Every single building in Regent St‘s mightily grand three-quarters of a mile is at least Grade II listed. They’re clearly keen to not to spoil the magnificent early-19th century streetscape by putting in, say, cycle parking.
The street runs north (one-way to begin with) from Carlton House (down near St James’s Park) up past Piccadilly Circus, and crosses over Oxford St up to the BBC rocket-launcher at Broadcasting House in Langham Place. You’re then only a peach-stone’s throw from a picnic in Regent’s Park.
It’s a useful but often hectic cycle. You grapple with buses, taxis and cars desperate to get to that red light 50m away as fast as possible.
The street boasts such upmarket names as Café Royal, Hamley’s, Dickins and Jones, and the Apple store. It’s something of a shopper’s parasite. Er, paradise. Every Christmas, the focus is on Regent St’s famous illuminations, or if you’re using a cheap digital camera like mine, on the back of someone’s head in front of you.
Regent St has its own website, run by the Regent Street Association, with tips on how to spend the most money possible. Curiously, its ‘Frequently Asked Questions’ section omits ‘Why isn’t there any effing cycle parking’. No doubt the answer would be, We’re fed up of telling people – there’s no demand.

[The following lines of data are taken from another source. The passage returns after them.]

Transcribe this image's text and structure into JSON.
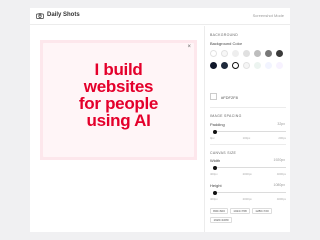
{
  "app": {
    "title": "Daily Shots",
    "mode_link": "Screenshot Mode"
  },
  "preview": {
    "headline_lines": [
      "I build",
      "websites",
      "for people",
      "using AI"
    ],
    "close_glyph": "×",
    "text_color": "#e4002b",
    "background_color": "#fde7ec"
  },
  "panel": {
    "background": {
      "section_title": "BACKGROUND",
      "label": "Background Color",
      "swatches_row1": [
        "#ffffff",
        "#f7f7f7",
        "#eeeeee",
        "#e0e0e0",
        "#bdbdbd",
        "#777777",
        "#3a3a3a"
      ],
      "swatches_row2": [
        "#0f172a",
        "#1e293b",
        "#ffffff",
        "#f5f5f5",
        "#ecf4f0",
        "#f2f4ff",
        "#f7f2ff"
      ],
      "selected_index_row2": 2,
      "hex_value": "#FDF2F8"
    },
    "image_spacing": {
      "section_title": "IMAGE SPACING",
      "padding_label": "Padding",
      "padding_value": "32px",
      "padding_fraction": 0.03,
      "ticks": [
        "0px",
        "100px",
        "200px"
      ]
    },
    "canvas_size": {
      "section_title": "CANVAS SIZE",
      "width_label": "Width",
      "width_value": "1920px",
      "width_fraction": 0.03,
      "width_ticks": [
        "400px",
        "2000px",
        "4000px"
      ],
      "height_label": "Height",
      "height_value": "1080px",
      "height_fraction": 0.03,
      "height_ticks": [
        "400px",
        "2000px",
        "4000px"
      ],
      "presets": [
        "800×600",
        "1024×768",
        "1280×720",
        "1920×1080"
      ]
    }
  }
}
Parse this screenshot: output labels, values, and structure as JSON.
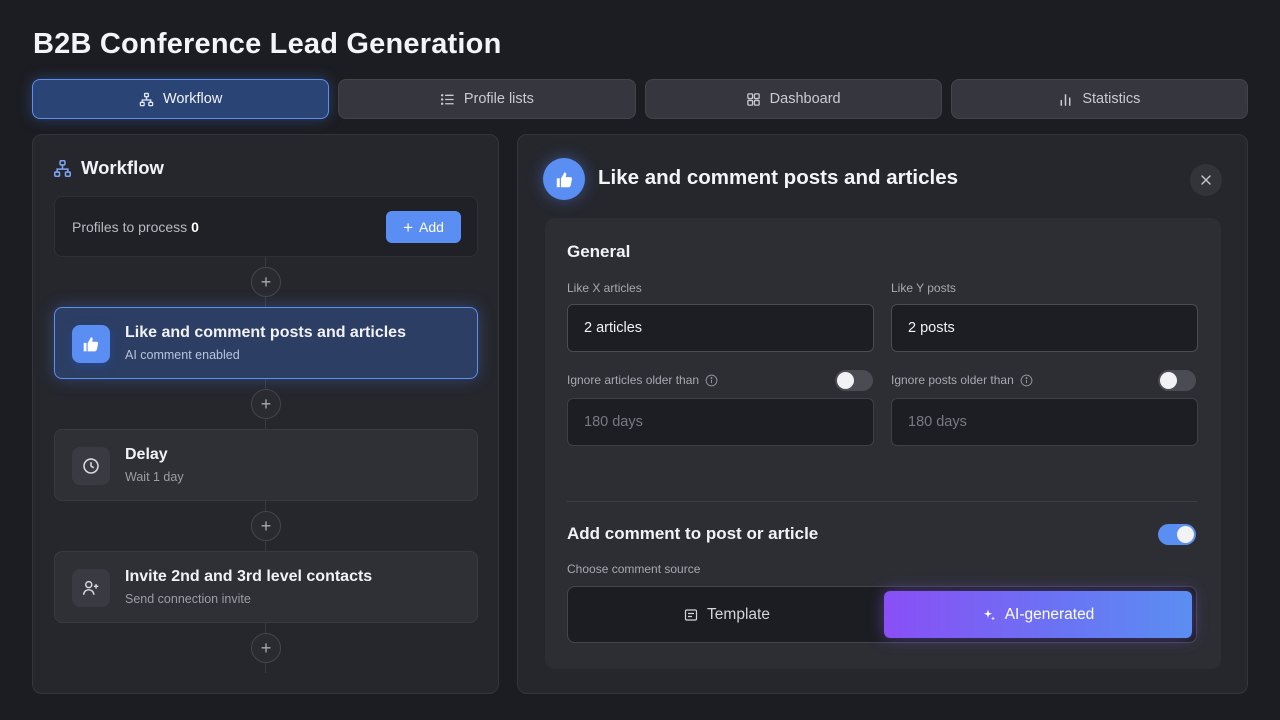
{
  "page": {
    "title": "B2B Conference Lead Generation"
  },
  "tabs": [
    {
      "label": "Workflow",
      "icon": "workflow-icon",
      "active": true
    },
    {
      "label": "Profile lists",
      "icon": "list-icon",
      "active": false
    },
    {
      "label": "Dashboard",
      "icon": "grid-icon",
      "active": false
    },
    {
      "label": "Statistics",
      "icon": "bar-chart-icon",
      "active": false
    }
  ],
  "workflow": {
    "title": "Workflow",
    "profiles_label": "Profiles to process",
    "profiles_count": "0",
    "add_label": "Add",
    "steps": [
      {
        "title": "Like and comment posts and articles",
        "subtitle": "AI comment enabled",
        "icon": "thumbs-up-icon",
        "active": true
      },
      {
        "title": "Delay",
        "subtitle": "Wait 1 day",
        "icon": "clock-icon",
        "active": false
      },
      {
        "title": "Invite 2nd and 3rd level contacts",
        "subtitle": "Send connection invite",
        "icon": "user-plus-icon",
        "active": false
      }
    ]
  },
  "detail": {
    "title": "Like and comment posts and articles",
    "general_title": "General",
    "like_articles_label": "Like X articles",
    "like_articles_value": "2 articles",
    "like_posts_label": "Like Y posts",
    "like_posts_value": "2 posts",
    "ignore_articles_label": "Ignore articles older than",
    "ignore_articles_placeholder": "180 days",
    "ignore_articles_enabled": false,
    "ignore_posts_label": "Ignore posts older than",
    "ignore_posts_placeholder": "180 days",
    "ignore_posts_enabled": false,
    "comment_title": "Add comment to post or article",
    "comment_enabled": true,
    "source_label": "Choose comment source",
    "source_options": [
      "Template",
      "AI-generated"
    ],
    "source_selected": "AI-generated"
  },
  "colors": {
    "accent": "#5b8ef2",
    "background": "#1c1d22",
    "panel": "#26272d",
    "gradient_start": "#8a4ff5",
    "gradient_end": "#5b8ef2"
  }
}
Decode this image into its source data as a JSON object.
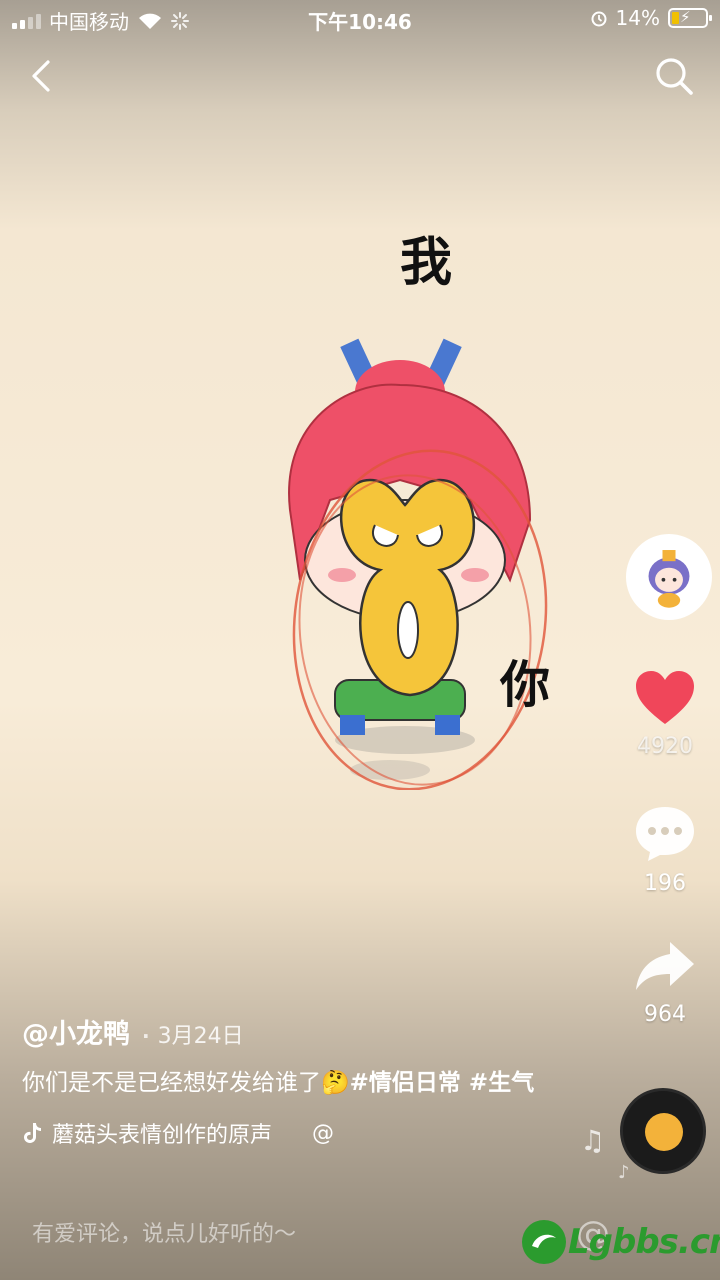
{
  "status": {
    "carrier": "中国移动",
    "time": "下午10:46",
    "battery": "14%"
  },
  "video": {
    "overlay_top": "我",
    "overlay_right": "你"
  },
  "actions": {
    "likes": "4920",
    "comments": "196",
    "shares": "964"
  },
  "post": {
    "author": "@小龙鸭",
    "separator": "·",
    "date": "3月24日",
    "caption": "你们是不是已经想好发给谁了",
    "emoji": "🤔",
    "hashtags": "#情侣日常 #生气",
    "music": "蘑菇头表情创作的原声",
    "music_at": "@"
  },
  "comment_bar": {
    "placeholder": "有爱评论，说点儿好听的～",
    "at": "@"
  },
  "watermark": {
    "text": "Lgbbs.cn"
  },
  "colors": {
    "like": "#f0465a",
    "watermark": "#2b9b2e"
  },
  "icons": [
    "back-icon",
    "search-icon",
    "heart-icon",
    "comment-icon",
    "share-icon",
    "music-note-icon",
    "disc-icon"
  ]
}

Monopoly’s Regent St costs £300. What could this buy you there? It won’t quite get you the cheapest iPhone (£342.50) from the Apple Store, which is a shame, as you can get nifty little apps for it that enable you to report potholes or post amusing pictures of bad cycle facilities to Twitter.